In the copy of these records, include no pictures and change nothing else.

:::::

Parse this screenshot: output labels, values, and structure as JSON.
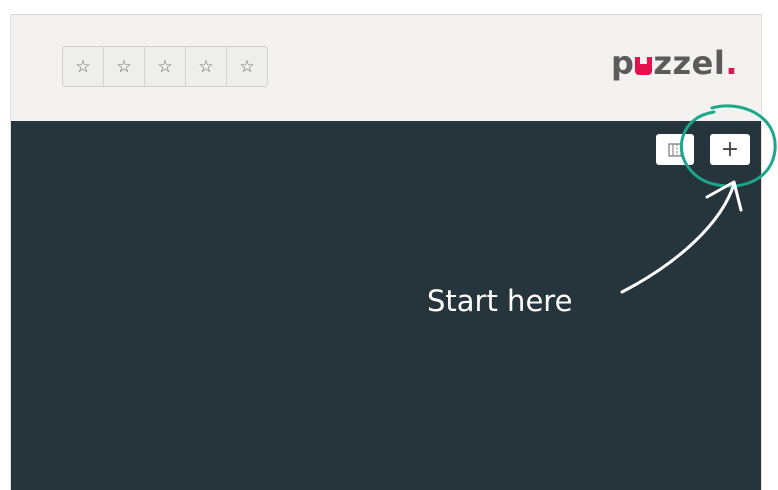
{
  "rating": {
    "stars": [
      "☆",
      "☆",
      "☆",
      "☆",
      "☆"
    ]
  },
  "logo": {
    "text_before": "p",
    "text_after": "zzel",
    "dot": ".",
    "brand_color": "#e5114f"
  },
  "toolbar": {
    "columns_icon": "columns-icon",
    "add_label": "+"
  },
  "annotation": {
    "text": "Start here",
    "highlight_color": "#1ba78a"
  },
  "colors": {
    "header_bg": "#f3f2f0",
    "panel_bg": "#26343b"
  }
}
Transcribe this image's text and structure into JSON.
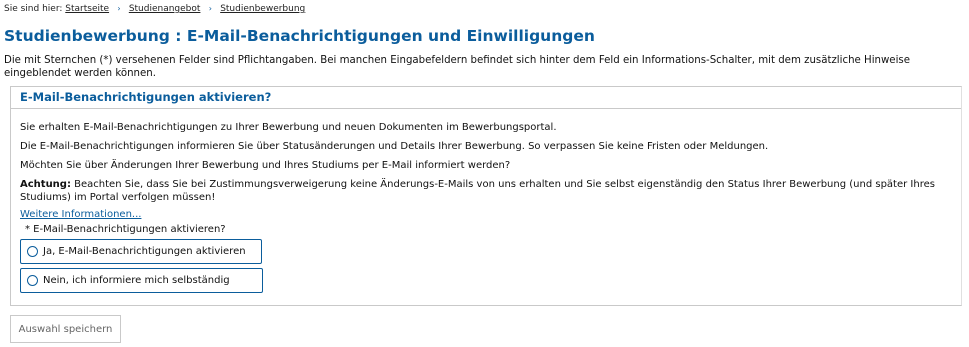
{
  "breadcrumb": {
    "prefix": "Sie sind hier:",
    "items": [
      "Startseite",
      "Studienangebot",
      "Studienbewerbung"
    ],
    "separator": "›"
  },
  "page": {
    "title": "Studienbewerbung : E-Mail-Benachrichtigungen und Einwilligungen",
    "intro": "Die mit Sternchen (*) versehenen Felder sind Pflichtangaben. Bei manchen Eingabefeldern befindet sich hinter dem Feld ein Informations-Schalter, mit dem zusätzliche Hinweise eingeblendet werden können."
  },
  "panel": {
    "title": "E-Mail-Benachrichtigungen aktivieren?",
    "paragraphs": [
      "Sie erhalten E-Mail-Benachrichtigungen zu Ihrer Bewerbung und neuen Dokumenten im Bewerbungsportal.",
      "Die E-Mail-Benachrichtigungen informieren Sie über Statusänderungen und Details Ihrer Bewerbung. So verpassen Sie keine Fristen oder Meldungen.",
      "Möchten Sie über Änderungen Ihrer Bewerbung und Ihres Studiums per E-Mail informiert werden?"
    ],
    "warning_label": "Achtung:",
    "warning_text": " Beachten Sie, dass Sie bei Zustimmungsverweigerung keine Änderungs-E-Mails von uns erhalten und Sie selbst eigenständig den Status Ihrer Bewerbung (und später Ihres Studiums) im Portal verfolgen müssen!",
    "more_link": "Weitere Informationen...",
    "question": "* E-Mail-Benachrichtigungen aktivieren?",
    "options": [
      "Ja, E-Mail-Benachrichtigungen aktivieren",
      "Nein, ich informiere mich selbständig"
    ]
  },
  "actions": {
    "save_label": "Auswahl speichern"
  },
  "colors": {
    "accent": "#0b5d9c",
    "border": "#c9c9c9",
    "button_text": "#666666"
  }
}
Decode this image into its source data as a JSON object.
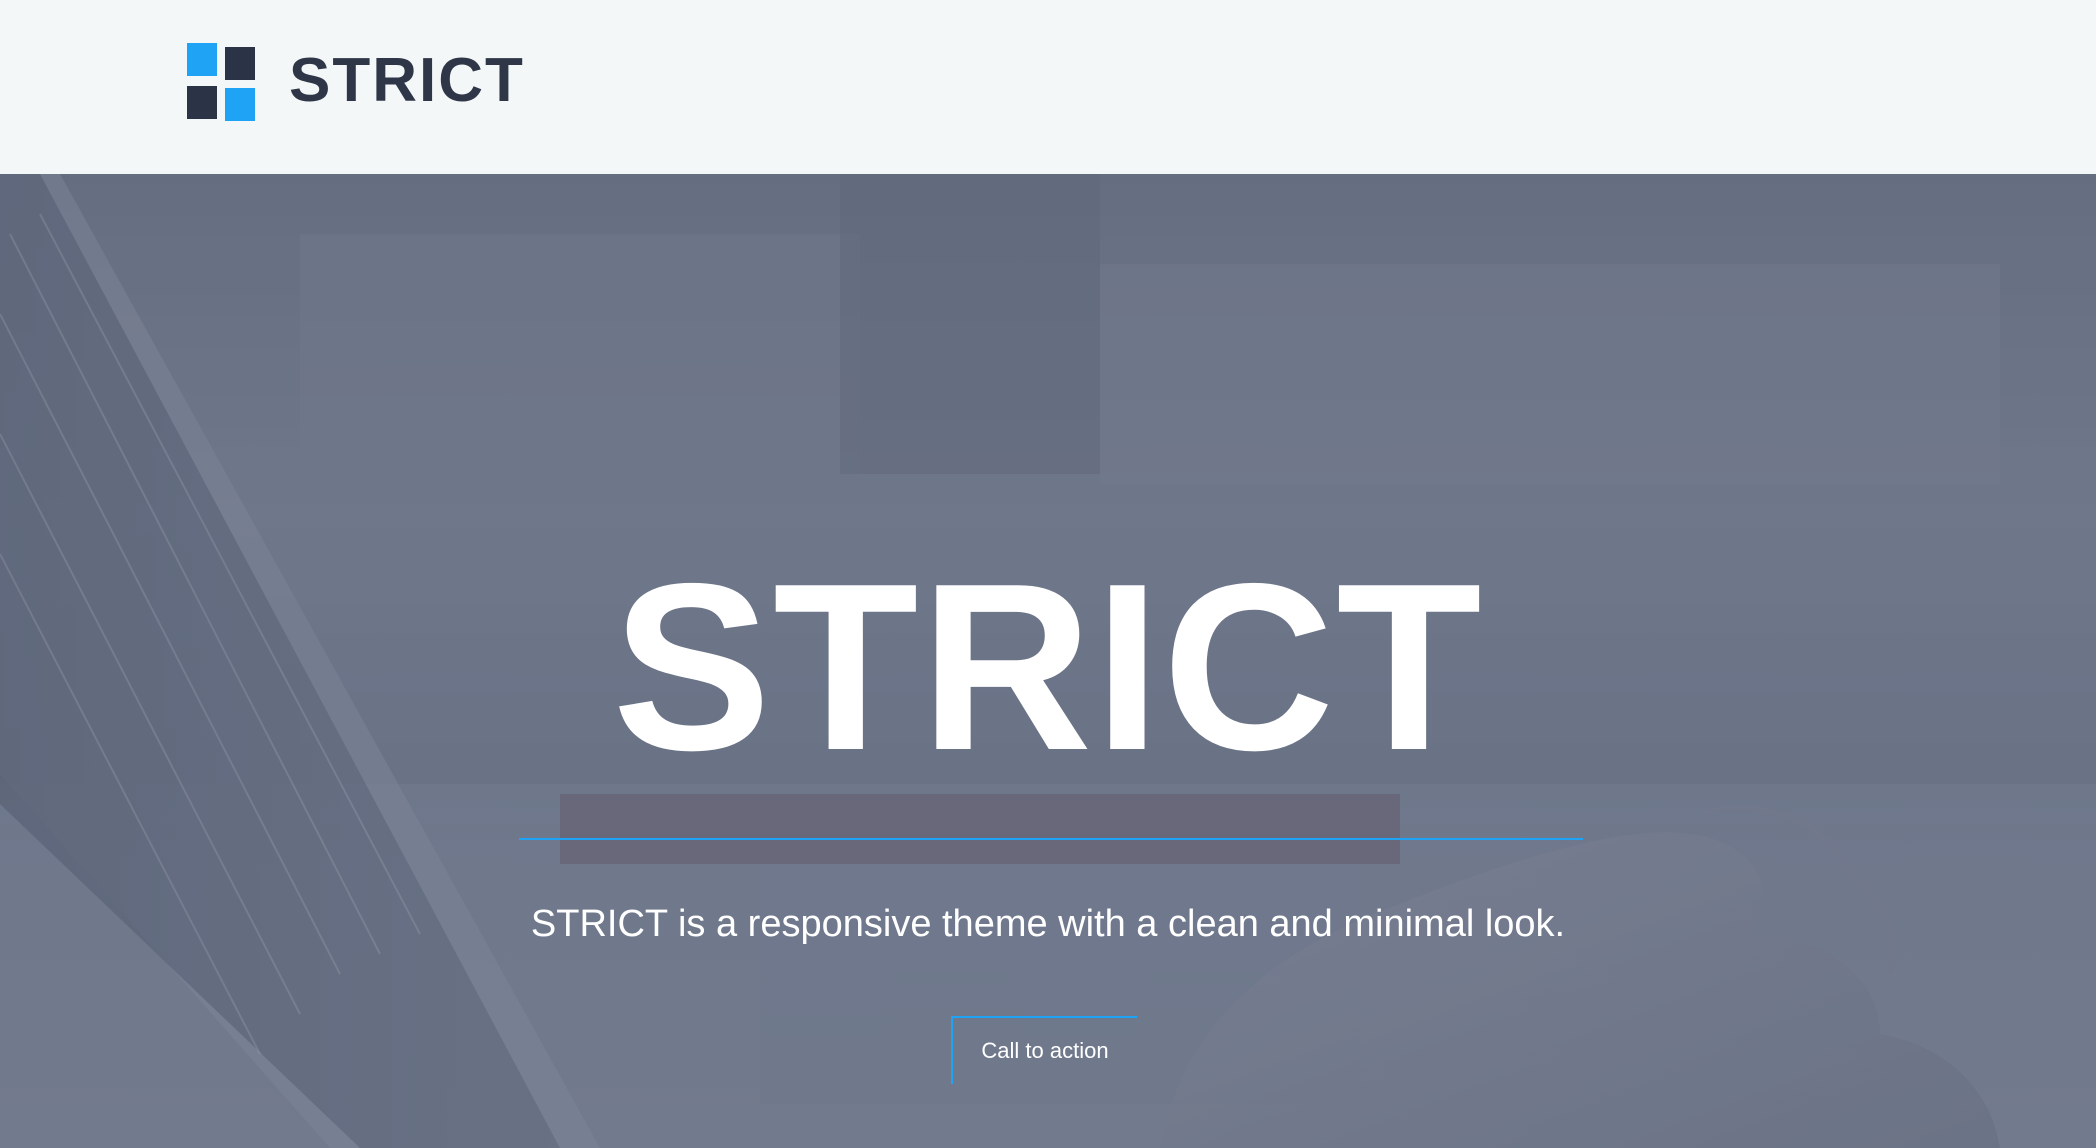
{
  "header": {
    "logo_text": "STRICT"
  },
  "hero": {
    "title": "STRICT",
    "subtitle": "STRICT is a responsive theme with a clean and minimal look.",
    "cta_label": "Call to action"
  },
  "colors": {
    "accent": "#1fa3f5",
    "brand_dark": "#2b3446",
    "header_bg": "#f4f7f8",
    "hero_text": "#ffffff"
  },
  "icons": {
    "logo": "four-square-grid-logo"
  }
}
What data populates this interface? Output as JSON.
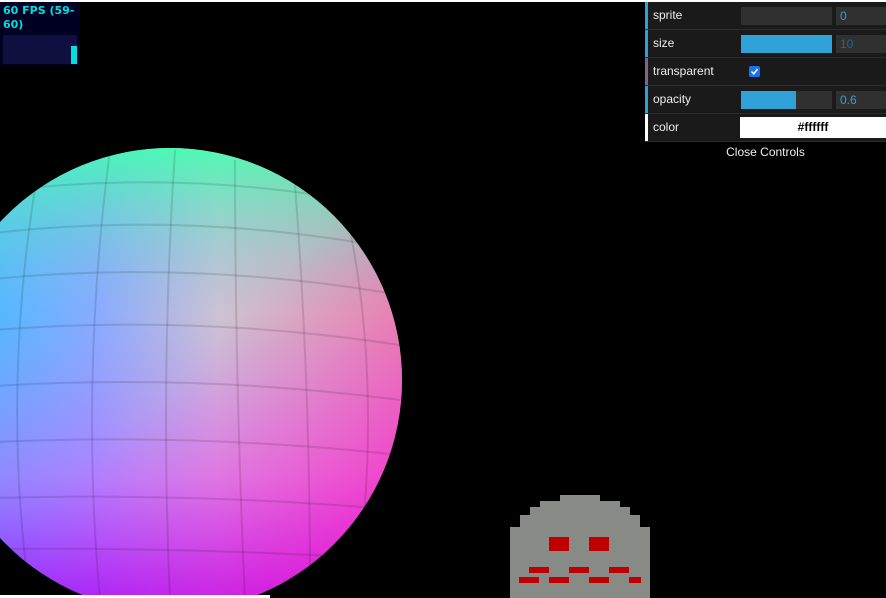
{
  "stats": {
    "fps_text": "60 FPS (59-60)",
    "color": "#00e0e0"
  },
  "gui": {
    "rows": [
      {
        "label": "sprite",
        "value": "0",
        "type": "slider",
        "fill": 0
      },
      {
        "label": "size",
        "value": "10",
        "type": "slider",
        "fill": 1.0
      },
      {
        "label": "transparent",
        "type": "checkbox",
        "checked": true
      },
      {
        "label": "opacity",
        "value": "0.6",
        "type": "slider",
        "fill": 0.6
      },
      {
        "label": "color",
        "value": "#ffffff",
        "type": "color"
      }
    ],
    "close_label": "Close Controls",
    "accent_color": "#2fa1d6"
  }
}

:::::

▶ REPLY:
Parse this screenshot: output labels, values, and structure as JSON.
{
  "rating": {
    "stars": [
      "☆",
      "☆",
      "☆",
      "☆",
      "☆"
    ]
  },
  "logo": {
    "text_before": "p",
    "text_after": "zzel",
    "dot": ".",
    "brand_color": "#e5114f"
  },
  "toolbar": {
    "columns_icon": "columns-icon",
    "add_label": "+"
  },
  "annotation": {
    "text": "Start here",
    "highlight_color": "#1ba78a"
  },
  "colors": {
    "header_bg": "#f3f2f0",
    "panel_bg": "#26343b"
  }
}
Transcribe this image's text and structure into JSON.
{
  "breadcrumb": {
    "prefix": "Sie sind hier:",
    "items": [
      "Startseite",
      "Studienangebot",
      "Studienbewerbung"
    ],
    "separator": "›"
  },
  "page": {
    "title": "Studienbewerbung : E-Mail-Benachrichtigungen und Einwilligungen",
    "intro": "Die mit Sternchen (*) versehenen Felder sind Pflichtangaben. Bei manchen Eingabefeldern befindet sich hinter dem Feld ein Informations-Schalter, mit dem zusätzliche Hinweise eingeblendet werden können."
  },
  "panel": {
    "title": "E-Mail-Benachrichtigungen aktivieren?",
    "paragraphs": [
      "Sie erhalten E-Mail-Benachrichtigungen zu Ihrer Bewerbung und neuen Dokumenten im Bewerbungsportal.",
      "Die E-Mail-Benachrichtigungen informieren Sie über Statusänderungen und Details Ihrer Bewerbung. So verpassen Sie keine Fristen oder Meldungen.",
      "Möchten Sie über Änderungen Ihrer Bewerbung und Ihres Studiums per E-Mail informiert werden?"
    ],
    "warning_label": "Achtung:",
    "warning_text": " Beachten Sie, dass Sie bei Zustimmungsverweigerung keine Änderungs-E-Mails von uns erhalten und Sie selbst eigenständig den Status Ihrer Bewerbung (und später Ihres Studiums) im Portal verfolgen müssen!",
    "more_link": "Weitere Informationen...",
    "question": "* E-Mail-Benachrichtigungen aktivieren?",
    "options": [
      "Ja, E-Mail-Benachrichtigungen aktivieren",
      "Nein, ich informiere mich selbständig"
    ]
  },
  "actions": {
    "save_label": "Auswahl speichern"
  },
  "colors": {
    "accent": "#0b5d9c",
    "border": "#c9c9c9",
    "button_text": "#666666"
  }
}
Decode this image into its source data as a JSON object.
{
  "header": {
    "logo_text": "STRICT"
  },
  "hero": {
    "title": "STRICT",
    "subtitle": "STRICT is a responsive theme with a clean and minimal look.",
    "cta_label": "Call to action"
  },
  "colors": {
    "accent": "#1fa3f5",
    "brand_dark": "#2b3446",
    "header_bg": "#f4f7f8",
    "hero_text": "#ffffff"
  },
  "icons": {
    "logo": "four-square-grid-logo"
  }
}
What data populates this interface? Output as JSON.
{
  "stats": {
    "fps_text": "60 FPS (59-60)",
    "color": "#00e0e0"
  },
  "gui": {
    "rows": [
      {
        "label": "sprite",
        "value": "0",
        "type": "slider",
        "fill": 0
      },
      {
        "label": "size",
        "value": "10",
        "type": "slider",
        "fill": 1.0
      },
      {
        "label": "transparent",
        "type": "checkbox",
        "checked": true
      },
      {
        "label": "opacity",
        "value": "0.6",
        "type": "slider",
        "fill": 0.6
      },
      {
        "label": "color",
        "value": "#ffffff",
        "type": "color"
      }
    ],
    "close_label": "Close Controls",
    "accent_color": "#2fa1d6"
  }
}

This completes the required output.